#### Work task:
Pictures aside, the data must be reproduced exactly.

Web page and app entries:
[Start of section]

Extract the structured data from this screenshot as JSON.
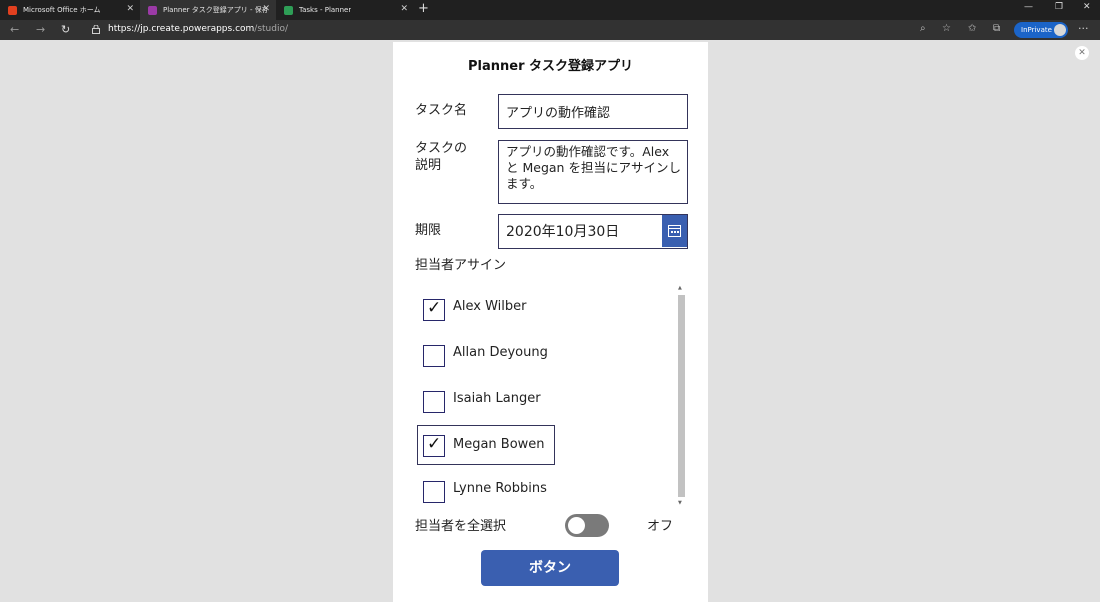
{
  "browser": {
    "tabs": [
      {
        "title": "Microsoft Office ホーム",
        "icon": "office-icon",
        "color": "#e2401f"
      },
      {
        "title": "Planner タスク登録アプリ - 保存済...",
        "icon": "powerapps-icon",
        "color": "#9b3aa6"
      },
      {
        "title": "Tasks - Planner",
        "icon": "planner-icon",
        "color": "#2e9e56"
      }
    ],
    "url_host": "https://jp.create.powerapps.com",
    "url_path": "/studio/",
    "inprivate_label": "InPrivate"
  },
  "app": {
    "title": "Planner タスク登録アプリ",
    "task_name_label": "タスク名",
    "task_name_value": "アプリの動作確認",
    "task_desc_label_line1": "タスクの",
    "task_desc_label_line2": "説明",
    "task_desc_value": "アプリの動作確認です。Alex と Megan を担当にアサインします。",
    "due_label": "期限",
    "due_value": "2020年10月30日",
    "assign_label": "担当者アサイン",
    "assignees": [
      {
        "name": "Alex Wilber",
        "checked": true,
        "selected": false
      },
      {
        "name": "Allan Deyoung",
        "checked": false,
        "selected": false
      },
      {
        "name": "Isaiah Langer",
        "checked": false,
        "selected": false
      },
      {
        "name": "Megan Bowen",
        "checked": true,
        "selected": true
      },
      {
        "name": "Lynne Robbins",
        "checked": false,
        "selected": false
      }
    ],
    "select_all_label": "担当者を全選択",
    "toggle_state_label": "オフ",
    "submit_label": "ボタン",
    "accent_color": "#3a5fb0",
    "border_color": "#34345a"
  }
}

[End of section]

#### Exercise answer:
Extract the structured data from this screenshot as JSON.
{
  "browser": {
    "tabs": [
      {
        "title": "Microsoft Office ホーム",
        "icon": "office-icon",
        "color": "#e2401f"
      },
      {
        "title": "Planner タスク登録アプリ - 保存済...",
        "icon": "powerapps-icon",
        "color": "#9b3aa6"
      },
      {
        "title": "Tasks - Planner",
        "icon": "planner-icon",
        "color": "#2e9e56"
      }
    ],
    "url_host": "https://jp.create.powerapps.com",
    "url_path": "/studio/",
    "inprivate_label": "InPrivate"
  },
  "app": {
    "title": "Planner タスク登録アプリ",
    "task_name_label": "タスク名",
    "task_name_value": "アプリの動作確認",
    "task_desc_label_line1": "タスクの",
    "task_desc_label_line2": "説明",
    "task_desc_value": "アプリの動作確認です。Alex と Megan を担当にアサインします。",
    "due_label": "期限",
    "due_value": "2020年10月30日",
    "assign_label": "担当者アサイン",
    "assignees": [
      {
        "name": "Alex Wilber",
        "checked": true,
        "selected": false
      },
      {
        "name": "Allan Deyoung",
        "checked": false,
        "selected": false
      },
      {
        "name": "Isaiah Langer",
        "checked": false,
        "selected": false
      },
      {
        "name": "Megan Bowen",
        "checked": true,
        "selected": true
      },
      {
        "name": "Lynne Robbins",
        "checked": false,
        "selected": false
      }
    ],
    "select_all_label": "担当者を全選択",
    "toggle_state_label": "オフ",
    "submit_label": "ボタン",
    "accent_color": "#3a5fb0",
    "border_color": "#34345a"
  }
}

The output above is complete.